Who we are

The Dispatch has been hitting the streets in the Ocean City, West Ocean City, Berlin, Ocean Pines, Fenwick Island and Bethany Beach area since 1984.
Our sister publication, Maryland Coast Dispatch, is an identical paper that is mailed to our nearly 700 subscribers, who reside in areas as far as the West Coast and as close as the Baltimore-Washington metropolitan area.

Our long-time Publisher Richard V. Lohmeyer, who revolutionized the Ocean City area newspaper over his 40 years in the business, owned and operated the publications up until his death in May of 2005. His son, J. Steven Green, currently oversees daily operations at the company and has been since 1997. Upon Lohmeyer’s death, he assumed the role as publisher as well as editor.
The newspapers are owned by Maryland Coast Dispatch, Inc. with Green acting as publisher and editor and Patricia Lohmeyer as vice president and office manager.
The Dispatch is published 52 weeks a year, carries a high weekly saturation circulation and is targeted at reaching thousands of local residents as well as visitors to the area each week. To contact us, call 410-641-4561 or email

The Population

The population in Worcester County is estimated to be increasing annually by 3.3 percent, the second-fastest rate in Maryland.

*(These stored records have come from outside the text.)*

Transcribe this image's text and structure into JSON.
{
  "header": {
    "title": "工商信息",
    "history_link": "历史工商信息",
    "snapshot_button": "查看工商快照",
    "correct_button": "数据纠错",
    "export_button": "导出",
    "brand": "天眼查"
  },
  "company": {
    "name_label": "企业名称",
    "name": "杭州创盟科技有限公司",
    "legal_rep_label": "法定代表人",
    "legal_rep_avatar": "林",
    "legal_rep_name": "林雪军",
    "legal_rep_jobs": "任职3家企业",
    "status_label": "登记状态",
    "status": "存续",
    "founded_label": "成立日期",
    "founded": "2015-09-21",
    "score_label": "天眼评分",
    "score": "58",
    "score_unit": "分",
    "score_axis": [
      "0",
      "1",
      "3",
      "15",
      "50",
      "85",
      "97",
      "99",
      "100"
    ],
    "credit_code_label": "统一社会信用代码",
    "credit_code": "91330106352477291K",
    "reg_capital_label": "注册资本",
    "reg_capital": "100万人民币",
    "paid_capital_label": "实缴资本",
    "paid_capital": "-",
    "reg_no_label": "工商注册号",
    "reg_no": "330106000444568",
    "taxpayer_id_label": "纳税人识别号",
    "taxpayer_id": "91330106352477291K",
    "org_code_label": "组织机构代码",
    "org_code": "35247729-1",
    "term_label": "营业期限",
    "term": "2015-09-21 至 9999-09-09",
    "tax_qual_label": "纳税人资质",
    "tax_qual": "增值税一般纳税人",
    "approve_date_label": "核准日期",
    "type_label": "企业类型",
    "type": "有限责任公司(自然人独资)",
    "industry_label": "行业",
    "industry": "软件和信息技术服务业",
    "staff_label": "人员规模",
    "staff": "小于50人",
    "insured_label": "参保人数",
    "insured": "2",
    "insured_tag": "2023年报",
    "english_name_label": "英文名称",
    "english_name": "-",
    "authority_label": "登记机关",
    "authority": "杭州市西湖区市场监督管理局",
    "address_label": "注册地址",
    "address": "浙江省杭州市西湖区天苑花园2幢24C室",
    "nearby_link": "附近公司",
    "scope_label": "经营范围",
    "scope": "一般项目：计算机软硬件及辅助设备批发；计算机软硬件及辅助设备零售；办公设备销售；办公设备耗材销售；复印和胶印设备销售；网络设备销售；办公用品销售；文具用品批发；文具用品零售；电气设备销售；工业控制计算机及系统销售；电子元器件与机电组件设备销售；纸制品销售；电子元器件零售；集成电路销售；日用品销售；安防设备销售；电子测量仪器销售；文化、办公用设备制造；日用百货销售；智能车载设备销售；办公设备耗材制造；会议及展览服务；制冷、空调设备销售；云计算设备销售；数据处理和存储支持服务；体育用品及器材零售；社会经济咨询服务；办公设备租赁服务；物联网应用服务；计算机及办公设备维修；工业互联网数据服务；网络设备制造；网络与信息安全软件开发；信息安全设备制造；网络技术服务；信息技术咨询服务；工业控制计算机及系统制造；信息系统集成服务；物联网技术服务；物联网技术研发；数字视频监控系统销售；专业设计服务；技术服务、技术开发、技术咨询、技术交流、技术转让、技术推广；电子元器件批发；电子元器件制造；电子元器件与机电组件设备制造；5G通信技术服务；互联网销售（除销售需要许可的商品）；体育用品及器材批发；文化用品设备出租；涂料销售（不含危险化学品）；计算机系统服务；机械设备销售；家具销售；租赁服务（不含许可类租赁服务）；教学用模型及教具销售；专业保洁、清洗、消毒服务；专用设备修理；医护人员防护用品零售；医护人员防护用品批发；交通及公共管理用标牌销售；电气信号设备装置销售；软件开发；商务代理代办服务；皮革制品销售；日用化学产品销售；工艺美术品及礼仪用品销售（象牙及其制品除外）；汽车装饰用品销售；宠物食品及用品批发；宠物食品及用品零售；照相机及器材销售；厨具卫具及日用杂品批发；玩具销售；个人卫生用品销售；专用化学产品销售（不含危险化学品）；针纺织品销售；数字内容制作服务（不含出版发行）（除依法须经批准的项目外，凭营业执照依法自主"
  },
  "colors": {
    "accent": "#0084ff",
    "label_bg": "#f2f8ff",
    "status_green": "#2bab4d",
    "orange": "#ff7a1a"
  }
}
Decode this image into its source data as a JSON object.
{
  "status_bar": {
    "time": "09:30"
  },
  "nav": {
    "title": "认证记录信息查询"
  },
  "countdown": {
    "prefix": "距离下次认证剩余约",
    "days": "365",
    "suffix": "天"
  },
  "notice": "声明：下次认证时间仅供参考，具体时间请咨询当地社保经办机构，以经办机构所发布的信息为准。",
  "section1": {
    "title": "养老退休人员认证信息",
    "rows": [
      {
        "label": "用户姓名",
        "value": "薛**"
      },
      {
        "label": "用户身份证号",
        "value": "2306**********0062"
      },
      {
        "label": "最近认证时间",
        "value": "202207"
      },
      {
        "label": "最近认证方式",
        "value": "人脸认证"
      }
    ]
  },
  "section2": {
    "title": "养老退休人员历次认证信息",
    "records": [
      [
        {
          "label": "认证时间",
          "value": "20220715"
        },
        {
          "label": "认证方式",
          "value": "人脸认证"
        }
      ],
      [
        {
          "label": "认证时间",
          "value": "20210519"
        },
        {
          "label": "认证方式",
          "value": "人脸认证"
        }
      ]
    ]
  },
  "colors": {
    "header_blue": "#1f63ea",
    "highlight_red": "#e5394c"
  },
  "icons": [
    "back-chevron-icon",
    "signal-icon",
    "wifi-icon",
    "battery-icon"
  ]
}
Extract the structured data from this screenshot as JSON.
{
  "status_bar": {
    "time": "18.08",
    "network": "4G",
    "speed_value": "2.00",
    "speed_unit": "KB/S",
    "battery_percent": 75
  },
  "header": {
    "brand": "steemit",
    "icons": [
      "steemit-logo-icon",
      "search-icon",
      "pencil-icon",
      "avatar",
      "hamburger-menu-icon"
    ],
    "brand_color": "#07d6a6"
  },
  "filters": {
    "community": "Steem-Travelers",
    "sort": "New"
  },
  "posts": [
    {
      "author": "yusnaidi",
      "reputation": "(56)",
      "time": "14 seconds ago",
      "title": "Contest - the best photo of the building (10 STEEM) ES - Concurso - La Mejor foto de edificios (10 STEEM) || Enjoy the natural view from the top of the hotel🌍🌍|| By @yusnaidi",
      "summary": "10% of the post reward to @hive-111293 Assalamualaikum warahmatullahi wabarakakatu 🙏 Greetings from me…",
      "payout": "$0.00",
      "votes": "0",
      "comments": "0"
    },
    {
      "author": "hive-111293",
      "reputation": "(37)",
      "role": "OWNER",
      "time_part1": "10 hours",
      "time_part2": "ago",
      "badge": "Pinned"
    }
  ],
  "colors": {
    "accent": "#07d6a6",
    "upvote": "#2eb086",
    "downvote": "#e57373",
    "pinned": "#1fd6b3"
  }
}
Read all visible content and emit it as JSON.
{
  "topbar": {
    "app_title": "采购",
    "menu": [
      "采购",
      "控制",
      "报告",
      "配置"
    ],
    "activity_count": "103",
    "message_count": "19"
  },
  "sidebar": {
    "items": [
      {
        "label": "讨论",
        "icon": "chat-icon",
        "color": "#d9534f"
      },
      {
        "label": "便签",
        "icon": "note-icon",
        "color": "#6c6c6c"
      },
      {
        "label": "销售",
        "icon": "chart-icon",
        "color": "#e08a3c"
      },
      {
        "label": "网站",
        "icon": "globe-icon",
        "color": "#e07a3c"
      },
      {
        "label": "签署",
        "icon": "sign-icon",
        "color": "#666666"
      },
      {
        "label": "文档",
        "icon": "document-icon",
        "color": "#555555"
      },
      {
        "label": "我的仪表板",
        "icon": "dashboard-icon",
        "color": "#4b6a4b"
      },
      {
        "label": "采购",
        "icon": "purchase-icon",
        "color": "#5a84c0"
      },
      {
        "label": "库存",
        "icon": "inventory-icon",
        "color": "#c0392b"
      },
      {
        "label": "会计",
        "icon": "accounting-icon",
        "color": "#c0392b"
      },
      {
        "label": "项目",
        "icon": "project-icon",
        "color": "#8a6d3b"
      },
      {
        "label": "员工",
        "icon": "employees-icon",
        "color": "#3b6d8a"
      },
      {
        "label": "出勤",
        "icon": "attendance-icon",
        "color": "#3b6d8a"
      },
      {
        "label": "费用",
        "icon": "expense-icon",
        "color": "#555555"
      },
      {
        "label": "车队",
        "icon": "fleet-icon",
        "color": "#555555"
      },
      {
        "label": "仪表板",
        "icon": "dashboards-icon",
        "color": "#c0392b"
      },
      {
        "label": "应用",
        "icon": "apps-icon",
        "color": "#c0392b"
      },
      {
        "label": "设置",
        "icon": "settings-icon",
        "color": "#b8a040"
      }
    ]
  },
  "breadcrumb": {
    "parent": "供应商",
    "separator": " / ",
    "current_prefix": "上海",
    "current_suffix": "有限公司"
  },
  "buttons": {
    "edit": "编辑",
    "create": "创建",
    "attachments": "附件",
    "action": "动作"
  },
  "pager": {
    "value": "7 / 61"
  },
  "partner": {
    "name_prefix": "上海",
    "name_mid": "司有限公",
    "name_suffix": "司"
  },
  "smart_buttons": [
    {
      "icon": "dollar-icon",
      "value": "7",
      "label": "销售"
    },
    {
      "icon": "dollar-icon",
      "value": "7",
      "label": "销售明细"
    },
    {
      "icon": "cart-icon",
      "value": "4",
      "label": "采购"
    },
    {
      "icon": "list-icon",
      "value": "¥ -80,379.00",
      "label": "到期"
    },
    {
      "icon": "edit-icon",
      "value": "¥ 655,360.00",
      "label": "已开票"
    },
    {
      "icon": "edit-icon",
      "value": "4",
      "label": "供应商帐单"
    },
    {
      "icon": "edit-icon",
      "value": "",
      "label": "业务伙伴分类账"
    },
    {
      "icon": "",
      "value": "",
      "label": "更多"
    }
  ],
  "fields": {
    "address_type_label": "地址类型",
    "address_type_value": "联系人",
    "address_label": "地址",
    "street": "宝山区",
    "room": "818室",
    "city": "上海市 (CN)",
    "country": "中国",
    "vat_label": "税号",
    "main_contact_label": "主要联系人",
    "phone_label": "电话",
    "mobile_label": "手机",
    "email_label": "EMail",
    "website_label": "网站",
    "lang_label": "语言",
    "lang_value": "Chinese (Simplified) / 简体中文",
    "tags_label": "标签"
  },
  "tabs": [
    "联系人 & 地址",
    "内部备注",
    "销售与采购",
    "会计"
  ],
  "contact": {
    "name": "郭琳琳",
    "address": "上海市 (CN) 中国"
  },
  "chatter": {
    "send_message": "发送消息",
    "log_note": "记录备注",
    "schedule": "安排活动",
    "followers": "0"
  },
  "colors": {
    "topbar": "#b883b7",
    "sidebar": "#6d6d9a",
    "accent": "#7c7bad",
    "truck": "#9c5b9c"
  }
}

As of July 1, 2001, the U.S. Census Bureau reports there were 48,084 people residing in Worcester County, and estimates are that number will exceed 50,000. With Worcester County, everyone knows about Ocean City, which has a year-round population of nearly 8,000 and an average summertime weekend crowd of 310,000, but many are not aware of the Ocean Pines community, which has a year-round population of more than 10,000 and nearly double during the vacation season, and the historic town of Berlin, which has increased its year-round population on average by 8 percent a year.

The People

Of the more than 48,000 people that call Worcester County home, 34 percent are between the age of 20-44; 24 percent between 45-64 years old; 19 percent over the age of 65; 18 percent between the age of 5-19; and 6 percent under 5 years old. Approximately 72 percent of the population is white, 27 percent black and the remainder Asian and American Indian. As far as profession, 18 percent of the population is employed in the service industry; 14 percent each in the production and operators/laborers field; 14 percent in sales; 13 percent in administration; 12 percent in management; 9 percent in professional; and farming/forestry and technical round out the industry. The median household disposable income for county residents is $27,777.

The Development

Exploding is the best way to describe development in the county, particularly in the northern parts, which The Dispatch targets with its circulation. Property values have soared in Ocean City, Ocean Pines, West Ocean City, Berlin, Fenwick Island and Bethany Beach. For example, Ocean City’s average property assessment increase in 2003 was 78 percent. Ocean Pines properties are expected to jump at least 50 percent.


More than 300 restaurants, nightclubs, bars and taverns dot the resort area, providing conventioneers, vacationers and residents plenty of options for nightly ventures. Whether it’s a quiet dinner with views of the bay, ocean and Assateague Island or a night of carousing with friends in the clubs, the Ocean City area has it all.


It’island living. Hot summer days and warm evenings are the norm during the summer months, making the cooler fall and spring months an absolute delight. Even winter’s harshest month, January, is bearable with an average temperature of 38 degrees. Average annual rainfall is about 46 inches with only 8 inches on average of snow.


Approximately 7,000 students attend the county’s 14 public schools – five elementary, one intermediate, three middle, three high schools, one career center and a special school – and three private institutions. All of the public high schools are Blue Ribbon Schools of Excellence and employ a staff of nearly 1,000 to educate. Although no colleges are located in Worcester County, there are three, Salisbury University, University of Maryland Eastern Shore and Wor-Wic Community College, within a 30-minute drive.


Outlet-style shopping is available in the area as well as the hundreds of independent retail stores that line the Boardwalk in Ocean City and the resort’s main thoroughfare. Shopping options include national chains Wal-Mart, Home Depot, Giant, Food Lion, Superfresh in the immediate area as well as many more in Salisbury, a short 30-minute drive from the beach.

Vacation Season

The peak tourism season is the traditional summer months from Memorial Day to Labor Day, but the increasing popularity of the shoulder seasons of spring and fall have made the resort area a year-round destination to be certain. Even when Mother Nature is uncooperative during the winter season, a bustling convention business and strategically staggered events keep the lodging industry and related hospitality businesses on a summer-like pace.


The Dispatch is distributed to locations in Ocean Pines, West Ocean City, Berlin, Snow Hill, Fenwick Island, Bishopville, Bethany Beach, Ocean View and Ocean City. In addition, our sister publication, Maryland Coast Dispatch, is mailed to subscribers across the country. The Dispatch has more than 100 distribution points in northern Worcester County and lower Sussex County. Our weekly circulation tops out at 25,000 and is expanding each year.